Extracted records Block Start
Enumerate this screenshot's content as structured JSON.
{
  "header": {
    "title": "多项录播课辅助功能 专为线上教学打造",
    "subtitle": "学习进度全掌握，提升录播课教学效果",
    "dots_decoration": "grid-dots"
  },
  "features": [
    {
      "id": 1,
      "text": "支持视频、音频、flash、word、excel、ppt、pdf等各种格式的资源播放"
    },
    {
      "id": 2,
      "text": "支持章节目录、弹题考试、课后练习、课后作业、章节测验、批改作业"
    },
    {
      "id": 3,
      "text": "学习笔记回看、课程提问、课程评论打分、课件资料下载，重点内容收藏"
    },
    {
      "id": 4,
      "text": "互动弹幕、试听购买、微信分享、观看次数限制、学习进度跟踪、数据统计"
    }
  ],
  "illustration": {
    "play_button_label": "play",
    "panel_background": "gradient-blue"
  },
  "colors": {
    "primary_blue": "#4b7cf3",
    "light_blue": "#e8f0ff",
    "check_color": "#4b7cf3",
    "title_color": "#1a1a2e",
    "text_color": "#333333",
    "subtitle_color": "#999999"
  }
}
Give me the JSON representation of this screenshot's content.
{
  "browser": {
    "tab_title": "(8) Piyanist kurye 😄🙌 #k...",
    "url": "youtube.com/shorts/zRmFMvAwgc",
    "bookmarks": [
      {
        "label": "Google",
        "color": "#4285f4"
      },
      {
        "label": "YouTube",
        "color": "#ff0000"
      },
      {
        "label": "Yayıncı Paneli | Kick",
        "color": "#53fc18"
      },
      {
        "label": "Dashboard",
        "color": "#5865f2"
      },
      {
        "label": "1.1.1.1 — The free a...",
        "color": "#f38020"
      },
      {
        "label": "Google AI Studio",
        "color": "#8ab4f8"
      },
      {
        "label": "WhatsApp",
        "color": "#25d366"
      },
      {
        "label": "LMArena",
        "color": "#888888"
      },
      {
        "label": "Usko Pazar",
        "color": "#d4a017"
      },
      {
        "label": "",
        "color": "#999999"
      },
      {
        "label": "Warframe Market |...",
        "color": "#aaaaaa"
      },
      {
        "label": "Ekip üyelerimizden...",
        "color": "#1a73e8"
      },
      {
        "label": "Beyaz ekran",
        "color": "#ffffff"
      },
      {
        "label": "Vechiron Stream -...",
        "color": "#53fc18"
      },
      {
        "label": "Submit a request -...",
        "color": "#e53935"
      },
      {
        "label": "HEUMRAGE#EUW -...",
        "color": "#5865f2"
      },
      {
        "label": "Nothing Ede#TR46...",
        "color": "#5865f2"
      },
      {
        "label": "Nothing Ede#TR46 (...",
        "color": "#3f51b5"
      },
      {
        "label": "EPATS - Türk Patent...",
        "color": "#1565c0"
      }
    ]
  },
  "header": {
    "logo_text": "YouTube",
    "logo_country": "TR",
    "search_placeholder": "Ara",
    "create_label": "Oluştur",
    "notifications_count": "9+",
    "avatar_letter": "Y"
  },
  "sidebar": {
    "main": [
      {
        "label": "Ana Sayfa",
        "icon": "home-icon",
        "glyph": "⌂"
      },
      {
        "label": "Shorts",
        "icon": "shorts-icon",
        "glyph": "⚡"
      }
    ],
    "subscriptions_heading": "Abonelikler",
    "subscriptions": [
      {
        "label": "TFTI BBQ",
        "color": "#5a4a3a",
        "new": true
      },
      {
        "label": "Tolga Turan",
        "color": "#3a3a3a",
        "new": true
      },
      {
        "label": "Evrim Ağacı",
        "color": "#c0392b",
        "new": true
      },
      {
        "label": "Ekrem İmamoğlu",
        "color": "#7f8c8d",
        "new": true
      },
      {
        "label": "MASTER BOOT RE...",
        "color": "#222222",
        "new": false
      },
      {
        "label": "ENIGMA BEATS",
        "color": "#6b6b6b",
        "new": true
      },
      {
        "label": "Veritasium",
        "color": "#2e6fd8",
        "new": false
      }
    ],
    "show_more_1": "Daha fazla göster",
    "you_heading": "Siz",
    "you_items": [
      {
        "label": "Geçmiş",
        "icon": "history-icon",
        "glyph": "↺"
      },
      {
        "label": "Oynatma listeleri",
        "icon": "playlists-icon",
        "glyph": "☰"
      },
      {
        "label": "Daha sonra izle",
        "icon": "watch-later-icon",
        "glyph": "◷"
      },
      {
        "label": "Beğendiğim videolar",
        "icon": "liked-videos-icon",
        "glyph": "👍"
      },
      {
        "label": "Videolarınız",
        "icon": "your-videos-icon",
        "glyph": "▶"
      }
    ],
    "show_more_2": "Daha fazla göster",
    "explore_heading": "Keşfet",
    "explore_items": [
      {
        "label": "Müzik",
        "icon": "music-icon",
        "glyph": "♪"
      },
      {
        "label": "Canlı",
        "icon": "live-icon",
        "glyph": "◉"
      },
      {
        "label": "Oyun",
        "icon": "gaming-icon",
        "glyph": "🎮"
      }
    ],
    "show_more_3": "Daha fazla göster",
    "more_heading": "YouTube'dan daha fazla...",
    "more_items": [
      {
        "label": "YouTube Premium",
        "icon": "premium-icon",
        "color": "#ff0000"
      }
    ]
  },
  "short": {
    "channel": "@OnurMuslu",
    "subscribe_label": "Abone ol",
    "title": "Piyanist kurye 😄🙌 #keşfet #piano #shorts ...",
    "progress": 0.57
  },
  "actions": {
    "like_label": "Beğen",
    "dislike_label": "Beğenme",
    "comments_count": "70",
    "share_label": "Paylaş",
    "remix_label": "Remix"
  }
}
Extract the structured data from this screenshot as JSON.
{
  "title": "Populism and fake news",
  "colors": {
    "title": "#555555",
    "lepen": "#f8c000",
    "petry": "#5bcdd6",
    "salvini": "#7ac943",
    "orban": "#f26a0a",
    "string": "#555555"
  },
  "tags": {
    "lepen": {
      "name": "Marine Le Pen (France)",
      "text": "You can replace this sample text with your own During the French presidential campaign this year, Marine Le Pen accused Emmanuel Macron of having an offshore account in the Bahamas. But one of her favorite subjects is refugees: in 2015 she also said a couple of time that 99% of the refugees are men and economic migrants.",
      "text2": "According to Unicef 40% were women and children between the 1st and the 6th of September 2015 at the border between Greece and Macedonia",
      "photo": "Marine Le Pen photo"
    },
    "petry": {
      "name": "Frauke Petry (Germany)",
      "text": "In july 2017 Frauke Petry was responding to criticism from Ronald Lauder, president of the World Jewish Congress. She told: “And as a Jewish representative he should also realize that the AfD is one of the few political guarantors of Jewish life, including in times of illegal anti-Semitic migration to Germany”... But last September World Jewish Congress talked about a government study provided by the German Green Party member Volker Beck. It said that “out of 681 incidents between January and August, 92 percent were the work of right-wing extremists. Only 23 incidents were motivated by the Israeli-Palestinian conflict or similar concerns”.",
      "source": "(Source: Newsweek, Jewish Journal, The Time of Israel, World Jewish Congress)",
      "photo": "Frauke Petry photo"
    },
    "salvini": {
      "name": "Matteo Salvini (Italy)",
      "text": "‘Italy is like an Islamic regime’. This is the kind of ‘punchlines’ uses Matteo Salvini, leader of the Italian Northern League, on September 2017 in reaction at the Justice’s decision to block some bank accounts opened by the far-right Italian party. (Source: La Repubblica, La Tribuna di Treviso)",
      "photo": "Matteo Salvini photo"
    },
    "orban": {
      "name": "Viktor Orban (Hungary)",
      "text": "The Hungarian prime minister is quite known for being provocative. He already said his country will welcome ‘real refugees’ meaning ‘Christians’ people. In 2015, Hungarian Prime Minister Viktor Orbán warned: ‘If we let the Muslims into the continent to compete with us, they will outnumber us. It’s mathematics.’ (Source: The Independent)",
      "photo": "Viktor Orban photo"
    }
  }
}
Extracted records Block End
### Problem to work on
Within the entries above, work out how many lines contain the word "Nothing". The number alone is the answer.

### Solution
2